would produce the Allante which was to debut late in 1986. American Motors Corp. continued to make money selling Jeeps and to loose money trying to sell Alliances and Encores. The only thing new from AMC was a Jeep pick-up that was larger than a mini truck and smaller than a full-size pick-up. AMC's continued weak showing was the only smudge on Deetroit's otherwise shiny face.
The biggest non-hardware story in Detroit was the industry's relationship with the Japaanese. Detroit knew it could not produce Japanese-quality products at Japanese prices, at least not immediately. So for several years U.S. manufacturers had been broadening their relationships with their Japanese partners in an effort to capture some of those small-car sales going to Nisssan and Toyota. In 1984 GM instituted some dramatic joint-ventures with the Japanese. A deal with Suzuki produced the tiny Chevrolet Sprint, and the slightly larger Spectrum came from Isuzu. Also in 1984 Chevrolet entered into a unique agreement with Toyota. The Japanese company operated a manufacturing plant in California where a version of the ever-popular Corolla was built exclusively for Chevrolet. The joint venture was called New United Motor Manufacturing Inc. (NUMMI) and set the pattern for similar ventures by Ford and Chrysler Corp. Ford already had a link with Toyo Kogyo (Mazda) for components, and Chrysler Corp. had its long-standing relationship with Mitsubishi.
General Motors' Saturn, one of the hottest stories of 1985, would continue to be big news in 1986. Saturn was a light efficient-to-build and efficient-to-operate small car. It was also the name of the separate company created to build it. Saturn (the company) would build a manufacturing facility in Tennessee to build Saturn (the car). The idea was to separate Saturn from the bureaucracy, paper work and built-in inefficiencies of the parent company. The new company was meant to be slim, trim and electronic from memo sending to engineering. Ultimately, it was predicted, all those efficiencies would enable Saturn to build a car that could compete in price and quality with the Japanese. Chrysler's Liberty and Ford's Alpha were similar programs but neither was as advanced as Saturn.

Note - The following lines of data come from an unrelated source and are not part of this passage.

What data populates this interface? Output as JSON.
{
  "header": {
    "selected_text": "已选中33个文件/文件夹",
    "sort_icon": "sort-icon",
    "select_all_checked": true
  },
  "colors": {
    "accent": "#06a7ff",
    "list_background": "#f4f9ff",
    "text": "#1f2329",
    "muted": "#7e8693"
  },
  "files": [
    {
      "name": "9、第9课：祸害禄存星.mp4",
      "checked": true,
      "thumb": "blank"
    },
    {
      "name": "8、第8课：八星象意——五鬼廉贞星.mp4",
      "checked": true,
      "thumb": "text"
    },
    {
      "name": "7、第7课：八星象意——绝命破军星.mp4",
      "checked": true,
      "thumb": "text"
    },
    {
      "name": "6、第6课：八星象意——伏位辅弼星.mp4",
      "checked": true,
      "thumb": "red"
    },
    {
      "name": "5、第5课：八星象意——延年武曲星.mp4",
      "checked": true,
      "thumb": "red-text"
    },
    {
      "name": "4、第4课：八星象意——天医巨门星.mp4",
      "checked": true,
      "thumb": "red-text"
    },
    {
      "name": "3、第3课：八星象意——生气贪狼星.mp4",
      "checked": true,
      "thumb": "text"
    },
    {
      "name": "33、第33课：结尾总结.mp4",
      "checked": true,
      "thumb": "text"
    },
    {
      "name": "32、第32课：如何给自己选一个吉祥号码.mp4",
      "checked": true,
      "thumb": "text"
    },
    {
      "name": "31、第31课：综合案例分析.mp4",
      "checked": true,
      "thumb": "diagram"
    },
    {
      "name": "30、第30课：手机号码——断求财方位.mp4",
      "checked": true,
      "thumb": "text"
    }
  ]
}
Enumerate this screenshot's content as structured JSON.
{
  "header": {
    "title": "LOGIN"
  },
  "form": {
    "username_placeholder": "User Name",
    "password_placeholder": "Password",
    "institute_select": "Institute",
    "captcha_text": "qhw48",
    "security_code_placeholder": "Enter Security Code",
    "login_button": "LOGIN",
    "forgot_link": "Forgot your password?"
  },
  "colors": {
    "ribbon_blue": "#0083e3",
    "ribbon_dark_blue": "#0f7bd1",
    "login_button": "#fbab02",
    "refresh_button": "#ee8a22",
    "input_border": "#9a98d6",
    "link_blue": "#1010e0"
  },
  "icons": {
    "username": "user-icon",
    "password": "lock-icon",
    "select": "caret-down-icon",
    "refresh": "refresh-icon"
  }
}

While the Japanese got more closely involved with the Big Three, they also continued to make themselves at home in the US. Honda Accords had been coming off a line in Ohio for some time, and in 1985 Nissan added Sentra production to its truck facility in Tennessee. Mazda was about to open a plant in Michigan, and Mttsubishi, Toyota, Daihatsu and Isuzu were very interested in opening their own plants in the US. This was the easiest way around the voluntary restrictions. The next big story would be the appearance of the South Koreans on the US automotive scene. Hyundai, by 1985 Canada's number-one auto importer, would begin selling cars in the U.S. late in 1986. With lower producction costs than in Japan, South Korea were about to become a serious competitor, not just in the US, but worldwide.